, news editor, Adventist Review
Thirteen students from La Sierra University did not pray to win first place in a prestigious U.S. competition that showcases young business talent.
Instead they asked God to allow them to reach the last round so they could share a message that success and integrity belong together in the business world.
The Seventh-day Adventist young people got their wish.
To a standing ovation, the team won second place in the Enactus United States National Expo for two entrepreneurial outreach projects: a refurbished bus that serves as a mobile grocery store in Riverside, California, and a “cow bank” that lends bovines to women in four villages in India.
“I will never forget the moment when that audience rose to their feet to celebrate what our students and students everywhere are capable of, what happens when Christ is the center of our team and our work,” said John Razzouk, the team’s main adviser.
The team from La Sierra, a private Adventist university in Riverside, California, took to the stage at a convention center in St. Louis, Missouri, last week to present its projects to a panel of about 100 judges, including top executives from Hershey, Coca-Cola, Unilever, Edward Jones, KPMG, and Walmart.
Competition was fierce to make it through three rounds to the final round, and teams from 178 colleges and universities presented their projects over four days in St. Louis.
The first-place trophy went to Brigham Young University-Hawaii, which will now represent the United States alongside students from 35 other countries in the Enactus World Cup in Johannesburg, South Africa, in October.
John Brown University came in third place in St. Louis, while Belmont University took fourth.
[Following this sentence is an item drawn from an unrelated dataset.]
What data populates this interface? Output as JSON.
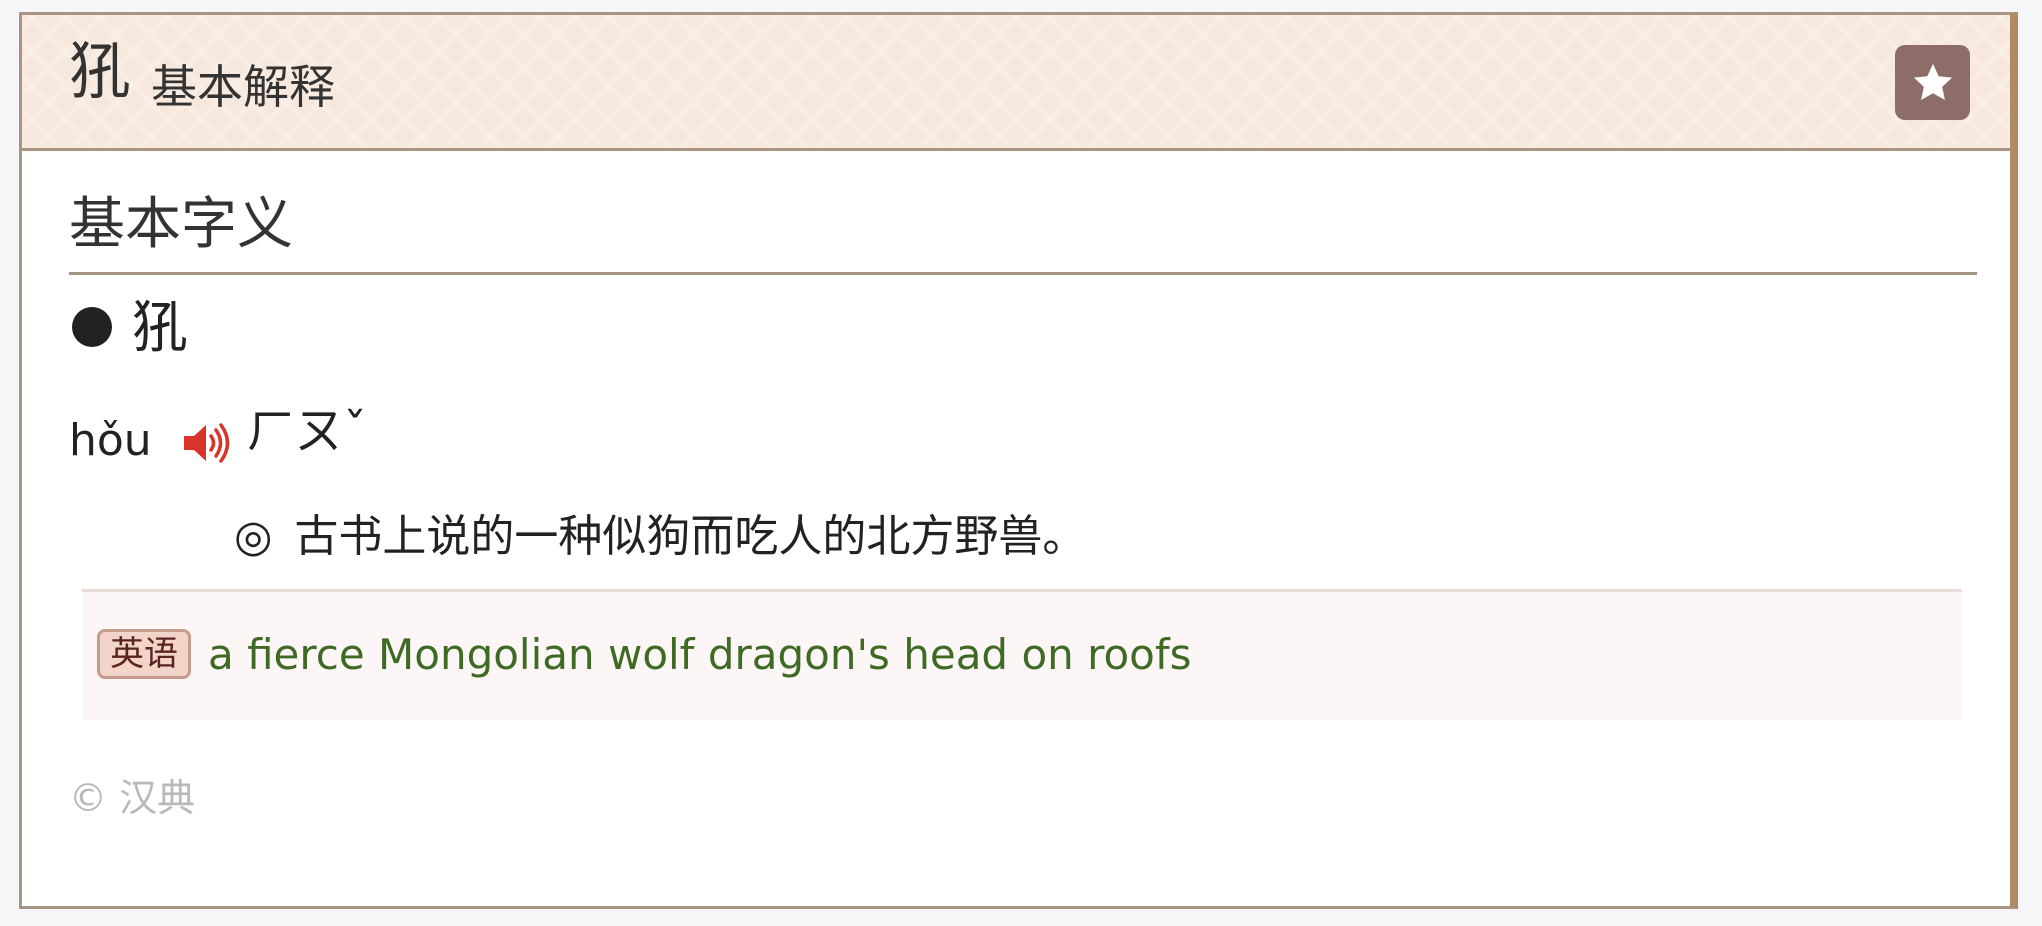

Razzouk, president of a La Sierra team that reached the World Cup in 2007, said the university’s students are known throughout Enactus’ global organization for having brought a computer to the competition when others still used flip charts and for developing long-term, multi-phase legacy projects when others were implementing one-day events.
“But this year, our students set a goal for themselves far more important than their placement in the competition,” said Razzouk, whose advisory title is Sam Walton Fellow, named after the founder of Walmart, the world’s largest retailer.
Led by team president Nick Feldkamp, the members committed to not only work hard on their projects but also to communicate details and outcomes with total transparency, Razzouk said.
“From that first meeting at the start of the year through all that followed, we prayed that God would give us the strength to show the world what students can do, to show other teams what is possible, and show the most powerful business leaders in the world that success and integrity can go hand in hand,” he said.
“We did not pray for a first-place win,” he said. “We prayed that God would help us take our important message all the way into the final round of competition. And we did.”
The La Sierra students were open about their faith at the competition and could be seen holding prayer huddles regularly in the hallways of the convention center.
Mike Moore, a senior Walmart executive and chairman of Enactus United States National Advisory Board, praised the teams that participated in the contest for “making a significant impact on the livelihoods of people in communities around the world.”
“Not only are they doing the right thing for their communities, they are gaining highly sought-after skills and attitudes that shape our next generation of great leaders,” he said in a statement.
In addition to the second-place win on April 16, the team was awarded two trophies for Mobile Fresh, the mobile grocery store, and a total of $14,500 in prizes.
With Mobile Fresh, the university team joined forces with the Family Service Association of Riverside, California, to drive a bus loaded with fresh produce and other healthy food though low-income neighborhoods. The bus serves more than 1,000 people a month and has lowered their food expenses by an estimated 30 percent.
The team’s other project, the cow bank, is a field station in Denkanikottai, India, that lends cows to women who would otherwise earn an average of $2 a day, barely enough for food, the university said. The cow bank has reached agreements with local wholesalers to buy all the milk that the women bring for sale from their leased cows.
“Every woman who has participated in the program has seen her income at least double, and no one has defaulted on her loan during the two years of the project,” the university said in a statement.
John Thomas, dean of La Sierra’s school of business, said he was proud of the 13 winning team members.
“Finishing as the No. 2 Enactus team in the nation is an incredible accomplishment for our students, who have worked so hard to do important things both in the Riverside community and internationally,” he said. “They are truly showing the rest of the world how business can be a tool for making the world a better place.”